• **INPUT MATERIAL**:
------------------------

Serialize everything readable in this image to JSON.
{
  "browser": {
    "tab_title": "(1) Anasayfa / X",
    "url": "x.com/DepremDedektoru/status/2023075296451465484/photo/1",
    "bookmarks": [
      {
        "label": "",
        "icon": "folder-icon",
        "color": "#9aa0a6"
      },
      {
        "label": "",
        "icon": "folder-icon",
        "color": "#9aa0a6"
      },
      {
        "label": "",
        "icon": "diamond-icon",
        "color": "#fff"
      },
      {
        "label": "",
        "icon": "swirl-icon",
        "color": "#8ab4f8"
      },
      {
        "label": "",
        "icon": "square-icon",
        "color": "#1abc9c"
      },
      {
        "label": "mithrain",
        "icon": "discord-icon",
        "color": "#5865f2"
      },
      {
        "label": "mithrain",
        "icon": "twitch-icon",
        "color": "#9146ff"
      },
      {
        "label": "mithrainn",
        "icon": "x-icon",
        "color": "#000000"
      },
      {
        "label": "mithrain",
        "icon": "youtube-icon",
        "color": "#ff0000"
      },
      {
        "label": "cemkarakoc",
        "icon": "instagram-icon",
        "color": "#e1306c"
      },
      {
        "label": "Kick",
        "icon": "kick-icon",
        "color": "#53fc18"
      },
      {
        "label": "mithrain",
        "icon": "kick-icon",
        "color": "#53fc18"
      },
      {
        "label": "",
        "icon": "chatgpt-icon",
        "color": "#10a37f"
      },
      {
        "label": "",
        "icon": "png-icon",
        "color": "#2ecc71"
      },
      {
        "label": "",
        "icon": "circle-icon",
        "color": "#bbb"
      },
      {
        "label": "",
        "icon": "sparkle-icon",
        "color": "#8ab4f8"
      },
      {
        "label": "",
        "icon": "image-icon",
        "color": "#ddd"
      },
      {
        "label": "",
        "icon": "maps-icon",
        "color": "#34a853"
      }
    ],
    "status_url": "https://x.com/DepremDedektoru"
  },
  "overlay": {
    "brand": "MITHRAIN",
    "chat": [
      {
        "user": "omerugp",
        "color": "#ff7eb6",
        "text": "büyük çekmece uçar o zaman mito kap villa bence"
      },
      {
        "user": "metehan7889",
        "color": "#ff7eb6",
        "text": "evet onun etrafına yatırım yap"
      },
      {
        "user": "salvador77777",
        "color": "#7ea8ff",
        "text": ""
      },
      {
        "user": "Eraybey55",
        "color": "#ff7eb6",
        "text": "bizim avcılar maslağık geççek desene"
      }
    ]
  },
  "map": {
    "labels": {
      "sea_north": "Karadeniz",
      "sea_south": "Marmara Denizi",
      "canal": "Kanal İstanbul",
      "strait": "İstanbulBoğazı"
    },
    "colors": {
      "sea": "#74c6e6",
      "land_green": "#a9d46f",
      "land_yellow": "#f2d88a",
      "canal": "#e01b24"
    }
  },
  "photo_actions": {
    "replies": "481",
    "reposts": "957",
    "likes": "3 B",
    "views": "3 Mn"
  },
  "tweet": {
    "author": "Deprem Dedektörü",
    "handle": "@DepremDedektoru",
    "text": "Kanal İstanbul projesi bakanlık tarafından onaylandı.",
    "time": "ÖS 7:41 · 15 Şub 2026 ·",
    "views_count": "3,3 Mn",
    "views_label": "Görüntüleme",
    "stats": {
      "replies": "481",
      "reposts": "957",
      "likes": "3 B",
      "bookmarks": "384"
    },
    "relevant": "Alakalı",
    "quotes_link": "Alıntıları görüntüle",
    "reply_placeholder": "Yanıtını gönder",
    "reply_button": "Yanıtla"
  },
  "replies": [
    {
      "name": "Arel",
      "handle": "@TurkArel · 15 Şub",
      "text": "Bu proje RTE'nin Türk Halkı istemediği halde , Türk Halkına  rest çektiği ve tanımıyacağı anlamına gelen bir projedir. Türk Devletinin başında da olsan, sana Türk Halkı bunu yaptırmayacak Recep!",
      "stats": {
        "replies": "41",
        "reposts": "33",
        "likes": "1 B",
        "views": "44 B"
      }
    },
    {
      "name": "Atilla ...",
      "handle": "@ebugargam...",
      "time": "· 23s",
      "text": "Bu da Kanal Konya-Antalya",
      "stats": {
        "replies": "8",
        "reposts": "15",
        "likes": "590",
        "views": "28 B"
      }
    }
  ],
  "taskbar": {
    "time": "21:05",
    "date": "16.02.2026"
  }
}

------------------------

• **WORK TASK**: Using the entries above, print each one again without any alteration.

• **EXERCISE SOLUTION**:
Serialize everything readable in this image to JSON.
{
  "browser": {
    "tab_title": "(1) Anasayfa / X",
    "url": "x.com/DepremDedektoru/status/2023075296451465484/photo/1",
    "bookmarks": [
      {
        "label": "",
        "icon": "folder-icon",
        "color": "#9aa0a6"
      },
      {
        "label": "",
        "icon": "folder-icon",
        "color": "#9aa0a6"
      },
      {
        "label": "",
        "icon": "diamond-icon",
        "color": "#fff"
      },
      {
        "label": "",
        "icon": "swirl-icon",
        "color": "#8ab4f8"
      },
      {
        "label": "",
        "icon": "square-icon",
        "color": "#1abc9c"
      },
      {
        "label": "mithrain",
        "icon": "discord-icon",
        "color": "#5865f2"
      },
      {
        "label": "mithrain",
        "icon": "twitch-icon",
        "color": "#9146ff"
      },
      {
        "label": "mithrainn",
        "icon": "x-icon",
        "color": "#000000"
      },
      {
        "label": "mithrain",
        "icon": "youtube-icon",
        "color": "#ff0000"
      },
      {
        "label": "cemkarakoc",
        "icon": "instagram-icon",
        "color": "#e1306c"
      },
      {
        "label": "Kick",
        "icon": "kick-icon",
        "color": "#53fc18"
      },
      {
        "label": "mithrain",
        "icon": "kick-icon",
        "color": "#53fc18"
      },
      {
        "label": "",
        "icon": "chatgpt-icon",
        "color": "#10a37f"
      },
      {
        "label": "",
        "icon": "png-icon",
        "color": "#2ecc71"
      },
      {
        "label": "",
        "icon": "circle-icon",
        "color": "#bbb"
      },
      {
        "label": "",
        "icon": "sparkle-icon",
        "color": "#8ab4f8"
      },
      {
        "label": "",
        "icon": "image-icon",
        "color": "#ddd"
      },
      {
        "label": "",
        "icon": "maps-icon",
        "color": "#34a853"
      }
    ],
    "status_url": "https://x.com/DepremDedektoru"
  },
  "overlay": {
    "brand": "MITHRAIN",
    "chat": [
      {
        "user": "omerugp",
        "color": "#ff7eb6",
        "text": "büyük çekmece uçar o zaman mito kap villa bence"
      },
      {
        "user": "metehan7889",
        "color": "#ff7eb6",
        "text": "evet onun etrafına yatırım yap"
      },
      {
        "user": "salvador77777",
        "color": "#7ea8ff",
        "text": ""
      },
      {
        "user": "Eraybey55",
        "color": "#ff7eb6",
        "text": "bizim avcılar maslağık geççek desene"
      }
    ]
  },
  "map": {
    "labels": {
      "sea_north": "Karadeniz",
      "sea_south": "Marmara Denizi",
      "canal": "Kanal İstanbul",
      "strait": "İstanbulBoğazı"
    },
    "colors": {
      "sea": "#74c6e6",
      "land_green": "#a9d46f",
      "land_yellow": "#f2d88a",
      "canal": "#e01b24"
    }
  },
  "photo_actions": {
    "replies": "481",
    "reposts": "957",
    "likes": "3 B",
    "views": "3 Mn"
  },
  "tweet": {
    "author": "Deprem Dedektörü",
    "handle": "@DepremDedektoru",
    "text": "Kanal İstanbul projesi bakanlık tarafından onaylandı.",
    "time": "ÖS 7:41 · 15 Şub 2026 ·",
    "views_count": "3,3 Mn",
    "views_label": "Görüntüleme",
    "stats": {
      "replies": "481",
      "reposts": "957",
      "likes": "3 B",
      "bookmarks": "384"
    },
    "relevant": "Alakalı",
    "quotes_link": "Alıntıları görüntüle",
    "reply_placeholder": "Yanıtını gönder",
    "reply_button": "Yanıtla"
  },
  "replies": [
    {
      "name": "Arel",
      "handle": "@TurkArel · 15 Şub",
      "text": "Bu proje RTE'nin Türk Halkı istemediği halde , Türk Halkına  rest çektiği ve tanımıyacağı anlamına gelen bir projedir. Türk Devletinin başında da olsan, sana Türk Halkı bunu yaptırmayacak Recep!",
      "stats": {
        "replies": "41",
        "reposts": "33",
        "likes": "1 B",
        "views": "44 B"
      }
    },
    {
      "name": "Atilla ...",
      "handle": "@ebugargam...",
      "time": "· 23s",
      "text": "Bu da Kanal Konya-Antalya",
      "stats": {
        "replies": "8",
        "reposts": "15",
        "likes": "590",
        "views": "28 B"
      }
    }
  ],
  "taskbar": {
    "time": "21:05",
    "date": "16.02.2026"
  }
}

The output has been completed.